Fish2fork approaches sustainable seafood in London from the restaurant kitchen. The non-profit site is the only guide for customers who want to eat sustainably sourced seafood in London, but is also a campaigning platform to encourage, educate and persuade chefs to source responsibly. The site already has 1,200 reviews and a diner-review system that lets you review a restaurants’ sustainability from your table.
Fish2fork ratings follow the Marine Conservation Society’s (MCS) index on endangered species. A fish2fork ‘red fish’ rating of five indicates seafood that should never be fished, for example most varieties of tuna and wild fin halibut. But beyond endangered wild fish, Fish2fork ratings also take fish-farm conditions into account. To achieve sustainable aquaculture, feed regime is the important issue: fish should never be fed more than their own weight in seafood.
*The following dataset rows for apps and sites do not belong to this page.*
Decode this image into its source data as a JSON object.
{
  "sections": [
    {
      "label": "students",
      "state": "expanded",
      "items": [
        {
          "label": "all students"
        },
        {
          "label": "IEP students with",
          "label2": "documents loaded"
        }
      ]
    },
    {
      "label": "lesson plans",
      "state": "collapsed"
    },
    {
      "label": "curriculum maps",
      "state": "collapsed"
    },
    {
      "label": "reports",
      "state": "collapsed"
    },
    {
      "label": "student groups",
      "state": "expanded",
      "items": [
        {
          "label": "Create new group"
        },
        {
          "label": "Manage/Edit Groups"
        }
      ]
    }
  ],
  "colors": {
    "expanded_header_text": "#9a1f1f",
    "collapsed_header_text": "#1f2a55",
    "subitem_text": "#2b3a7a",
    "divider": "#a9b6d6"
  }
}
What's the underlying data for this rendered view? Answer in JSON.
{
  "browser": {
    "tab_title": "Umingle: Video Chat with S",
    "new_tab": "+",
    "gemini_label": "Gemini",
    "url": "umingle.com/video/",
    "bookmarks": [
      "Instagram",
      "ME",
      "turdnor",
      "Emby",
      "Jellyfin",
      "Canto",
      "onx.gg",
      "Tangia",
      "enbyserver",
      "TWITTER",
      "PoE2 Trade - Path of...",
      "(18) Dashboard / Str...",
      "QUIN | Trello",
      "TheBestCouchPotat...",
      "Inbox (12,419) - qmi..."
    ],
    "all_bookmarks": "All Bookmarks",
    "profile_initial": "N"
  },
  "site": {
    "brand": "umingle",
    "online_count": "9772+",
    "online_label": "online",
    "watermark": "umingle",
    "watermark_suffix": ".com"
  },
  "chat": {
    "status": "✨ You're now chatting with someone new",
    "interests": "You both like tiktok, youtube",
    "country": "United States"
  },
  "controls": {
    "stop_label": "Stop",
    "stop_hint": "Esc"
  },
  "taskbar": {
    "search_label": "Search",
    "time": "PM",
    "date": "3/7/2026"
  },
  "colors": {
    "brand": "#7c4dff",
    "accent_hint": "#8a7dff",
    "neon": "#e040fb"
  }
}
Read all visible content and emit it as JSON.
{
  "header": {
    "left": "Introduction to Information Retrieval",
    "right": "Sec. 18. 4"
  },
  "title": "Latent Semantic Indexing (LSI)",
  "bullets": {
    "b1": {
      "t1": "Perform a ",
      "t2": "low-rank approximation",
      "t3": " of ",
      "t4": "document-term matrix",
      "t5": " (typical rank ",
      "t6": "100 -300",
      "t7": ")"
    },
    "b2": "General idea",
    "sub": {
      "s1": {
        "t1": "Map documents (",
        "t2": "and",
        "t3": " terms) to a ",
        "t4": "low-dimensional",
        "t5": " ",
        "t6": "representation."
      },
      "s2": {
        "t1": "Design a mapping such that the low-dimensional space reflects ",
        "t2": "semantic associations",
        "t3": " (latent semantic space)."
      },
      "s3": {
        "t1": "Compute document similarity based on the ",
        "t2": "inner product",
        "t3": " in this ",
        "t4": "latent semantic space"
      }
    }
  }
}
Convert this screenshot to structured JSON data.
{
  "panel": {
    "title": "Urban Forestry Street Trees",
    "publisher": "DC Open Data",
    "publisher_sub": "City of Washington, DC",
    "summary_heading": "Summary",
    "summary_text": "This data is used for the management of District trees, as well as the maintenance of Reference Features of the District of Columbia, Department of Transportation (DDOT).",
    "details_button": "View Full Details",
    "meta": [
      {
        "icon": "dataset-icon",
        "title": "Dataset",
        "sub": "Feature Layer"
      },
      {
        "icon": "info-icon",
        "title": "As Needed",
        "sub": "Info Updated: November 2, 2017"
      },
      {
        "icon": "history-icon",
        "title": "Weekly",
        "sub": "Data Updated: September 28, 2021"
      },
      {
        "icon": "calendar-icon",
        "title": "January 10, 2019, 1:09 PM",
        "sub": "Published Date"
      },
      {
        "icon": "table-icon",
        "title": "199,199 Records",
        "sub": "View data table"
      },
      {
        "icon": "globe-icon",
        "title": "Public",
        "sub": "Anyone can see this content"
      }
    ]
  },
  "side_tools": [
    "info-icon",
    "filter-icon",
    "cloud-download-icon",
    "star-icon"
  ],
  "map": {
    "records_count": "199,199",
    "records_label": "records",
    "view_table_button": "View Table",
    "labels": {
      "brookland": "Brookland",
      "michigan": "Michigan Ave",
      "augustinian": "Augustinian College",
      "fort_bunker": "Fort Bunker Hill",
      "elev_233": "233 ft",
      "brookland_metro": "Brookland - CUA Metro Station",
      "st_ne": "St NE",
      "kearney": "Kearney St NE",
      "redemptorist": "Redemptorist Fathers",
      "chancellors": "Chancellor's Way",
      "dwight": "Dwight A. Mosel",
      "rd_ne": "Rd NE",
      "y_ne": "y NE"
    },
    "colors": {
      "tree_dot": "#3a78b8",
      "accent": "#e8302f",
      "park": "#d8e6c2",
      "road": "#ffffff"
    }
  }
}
Seeking sustainably sourced seafood in London? Avoid fish caught using trawlers, which disrupt marine and result in “bycatch”
Fish2fork work up the whole supply chain: with fish suppliers, occasionally fishmongers and mainly restaurants. On the supply-side they work with London’s top fish merchants such as Southbank, Direct Seafood and M&J Seafood to ensure their listings of species are 100% sustainable. But, crucially, they build relationships with chefs: providing a monthly bulletin to the trade about sustainability issues, a platform for chefs to contribute articles, and the opportunity to just call up for advice.
The trend towards sustainably sourced seafood in London is driving the consumption of lesser-known fish and expanding London menus
So has sustainable sourcing shaped London’s fish menus? Working with Fish2Fork, chef Mark Hix has done a great deal to increase awareness and popularise underused species such as cuttlefish. Fish that were once considered unworthy of menu-inclusion by most chefs, are coming back into favour: the gurnard (popular in France but overlooked in the UK) now appears on Richard Corrigan’s Mayfair restaurant’s Sunday menu, while the flatfish dab has been cropping up at Exmouth Market’s Moro. Other ugly (but tasty) fish to look out for are flatfish flounder and roundfish pouting.
Overall, the culinary take-away is that sustainability should be synonymous with quality – whether enjoyed at home or in our city’s buzzing restaurant scene.
A simple sea bass supper, exemplary of sustainably sourced seafood in London (Richard Fairclough Photography)